Copy out the lines below that hold the word "icon".

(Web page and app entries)
>>>
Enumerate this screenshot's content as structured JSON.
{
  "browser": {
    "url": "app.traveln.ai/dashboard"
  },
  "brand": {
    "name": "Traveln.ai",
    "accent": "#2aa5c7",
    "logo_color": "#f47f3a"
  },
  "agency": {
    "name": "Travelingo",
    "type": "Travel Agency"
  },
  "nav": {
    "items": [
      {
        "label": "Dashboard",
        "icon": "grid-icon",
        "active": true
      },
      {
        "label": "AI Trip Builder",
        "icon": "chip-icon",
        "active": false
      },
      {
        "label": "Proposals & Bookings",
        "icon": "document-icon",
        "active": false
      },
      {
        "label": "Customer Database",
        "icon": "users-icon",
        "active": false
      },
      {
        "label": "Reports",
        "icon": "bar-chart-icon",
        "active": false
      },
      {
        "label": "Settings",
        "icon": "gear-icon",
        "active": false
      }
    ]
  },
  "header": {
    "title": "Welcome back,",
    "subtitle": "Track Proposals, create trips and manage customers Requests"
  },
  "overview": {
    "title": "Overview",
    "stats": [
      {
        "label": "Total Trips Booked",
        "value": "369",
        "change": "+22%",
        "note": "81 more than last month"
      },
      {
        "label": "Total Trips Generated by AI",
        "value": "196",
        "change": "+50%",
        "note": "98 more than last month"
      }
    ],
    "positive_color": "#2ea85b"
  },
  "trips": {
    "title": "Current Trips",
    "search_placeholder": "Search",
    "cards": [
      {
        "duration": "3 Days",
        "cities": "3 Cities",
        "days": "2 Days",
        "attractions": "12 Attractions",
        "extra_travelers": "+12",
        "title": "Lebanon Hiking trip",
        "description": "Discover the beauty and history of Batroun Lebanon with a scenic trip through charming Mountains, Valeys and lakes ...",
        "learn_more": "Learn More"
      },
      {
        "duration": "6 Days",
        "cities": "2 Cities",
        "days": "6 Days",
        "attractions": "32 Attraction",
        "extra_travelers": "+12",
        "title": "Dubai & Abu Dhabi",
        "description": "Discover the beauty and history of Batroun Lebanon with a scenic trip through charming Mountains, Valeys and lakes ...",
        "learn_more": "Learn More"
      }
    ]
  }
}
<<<
* Task answer *
        "icon": "grid-icon",
        "icon": "chip-icon",
        "icon": "document-icon",
        "icon": "users-icon",
        "icon": "bar-chart-icon",
        "icon": "gear-icon",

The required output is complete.